### Available data
== Segment start ==
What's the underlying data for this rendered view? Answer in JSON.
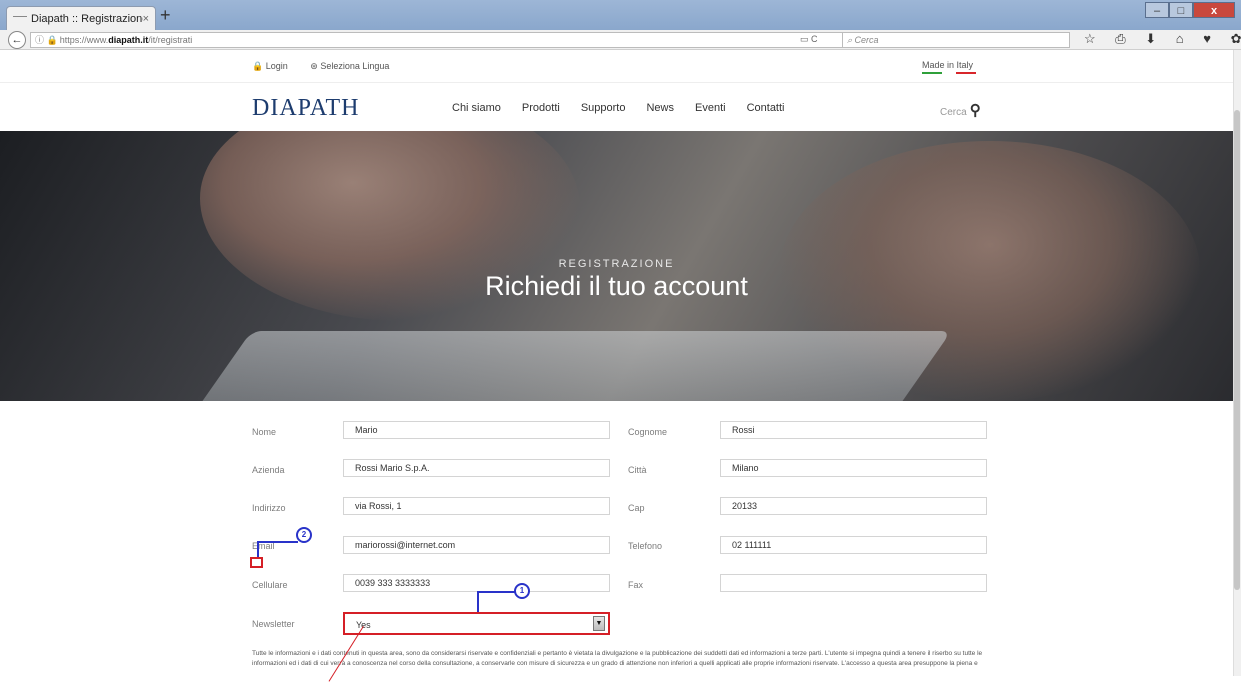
{
  "browser": {
    "tab_title": "Diapath :: Registrazione",
    "tab_close": "×",
    "new_tab": "+",
    "url_prefix": "https://www.",
    "url_domain": "diapath.it",
    "url_path": "/it/registrati",
    "search_placeholder": "Cerca",
    "window_min": "–",
    "window_max": "□",
    "window_close": "x"
  },
  "site": {
    "login": "Login",
    "language": "Seleziona Lingua",
    "made_in_italy": "Made in Italy",
    "logo": "DIAPATH",
    "menu": [
      "Chi siamo",
      "Prodotti",
      "Supporto",
      "News",
      "Eventi",
      "Contatti"
    ],
    "search_label": "Cerca"
  },
  "hero": {
    "subtitle": "REGISTRAZIONE",
    "title": "Richiedi il tuo account"
  },
  "form": {
    "nome": {
      "label": "Nome",
      "value": "Mario"
    },
    "cognome": {
      "label": "Cognome",
      "value": "Rossi"
    },
    "azienda": {
      "label": "Azienda",
      "value": "Rossi Mario S.p.A."
    },
    "citta": {
      "label": "Città",
      "value": "Milano"
    },
    "indirizzo": {
      "label": "Indirizzo",
      "value": "via Rossi, 1"
    },
    "cap": {
      "label": "Cap",
      "value": "20133"
    },
    "email": {
      "label": "Email",
      "value": "mariorossi@internet.com"
    },
    "telefono": {
      "label": "Telefono",
      "value": "02 111111"
    },
    "cellulare": {
      "label": "Cellulare",
      "value": "0039 333 3333333"
    },
    "fax": {
      "label": "Fax",
      "value": ""
    },
    "newsletter": {
      "label": "Newsletter",
      "value": "Yes"
    },
    "legal_text": "Tutte le informazioni e i dati contenuti in questa area, sono da considerarsi riservate e confidenziali e pertanto è vietata la divulgazione e la pubblicazione dei suddetti dati ed informazioni a terze parti. L'utente si impegna quindi a tenere il riserbo su tutte le informazioni ed i dati di cui verrà a conoscenza nel corso della consultazione, a conservarle con misure di sicurezza e un grado di attenzione non inferiori a quelli applicati alle proprie informazioni riservate. L'accesso a questa area presuppone la piena e"
  },
  "annotations": {
    "marker_1": "1",
    "marker_2": "2"
  },
  "colors": {
    "brand_navy": "#1d3c6e",
    "annotation_red": "#d51f26",
    "annotation_blue": "#2933c9"
  }
}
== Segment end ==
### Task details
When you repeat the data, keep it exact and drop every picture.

### Written response
What's the underlying data for this rendered view? Answer in JSON.
{
  "browser": {
    "tab_title": "Diapath :: Registrazione",
    "tab_close": "×",
    "new_tab": "+",
    "url_prefix": "https://www.",
    "url_domain": "diapath.it",
    "url_path": "/it/registrati",
    "search_placeholder": "Cerca",
    "window_min": "–",
    "window_max": "□",
    "window_close": "x"
  },
  "site": {
    "login": "Login",
    "language": "Seleziona Lingua",
    "made_in_italy": "Made in Italy",
    "logo": "DIAPATH",
    "menu": [
      "Chi siamo",
      "Prodotti",
      "Supporto",
      "News",
      "Eventi",
      "Contatti"
    ],
    "search_label": "Cerca"
  },
  "hero": {
    "subtitle": "REGISTRAZIONE",
    "title": "Richiedi il tuo account"
  },
  "form": {
    "nome": {
      "label": "Nome",
      "value": "Mario"
    },
    "cognome": {
      "label": "Cognome",
      "value": "Rossi"
    },
    "azienda": {
      "label": "Azienda",
      "value": "Rossi Mario S.p.A."
    },
    "citta": {
      "label": "Città",
      "value": "Milano"
    },
    "indirizzo": {
      "label": "Indirizzo",
      "value": "via Rossi, 1"
    },
    "cap": {
      "label": "Cap",
      "value": "20133"
    },
    "email": {
      "label": "Email",
      "value": "mariorossi@internet.com"
    },
    "telefono": {
      "label": "Telefono",
      "value": "02 111111"
    },
    "cellulare": {
      "label": "Cellulare",
      "value": "0039 333 3333333"
    },
    "fax": {
      "label": "Fax",
      "value": ""
    },
    "newsletter": {
      "label": "Newsletter",
      "value": "Yes"
    },
    "legal_text": "Tutte le informazioni e i dati contenuti in questa area, sono da considerarsi riservate e confidenziali e pertanto è vietata la divulgazione e la pubblicazione dei suddetti dati ed informazioni a terze parti. L'utente si impegna quindi a tenere il riserbo su tutte le informazioni ed i dati di cui verrà a conoscenza nel corso della consultazione, a conservarle con misure di sicurezza e un grado di attenzione non inferiori a quelli applicati alle proprie informazioni riservate. L'accesso a questa area presuppone la piena e"
  },
  "annotations": {
    "marker_1": "1",
    "marker_2": "2"
  },
  "colors": {
    "brand_navy": "#1d3c6e",
    "annotation_red": "#d51f26",
    "annotation_blue": "#2933c9"
  }
}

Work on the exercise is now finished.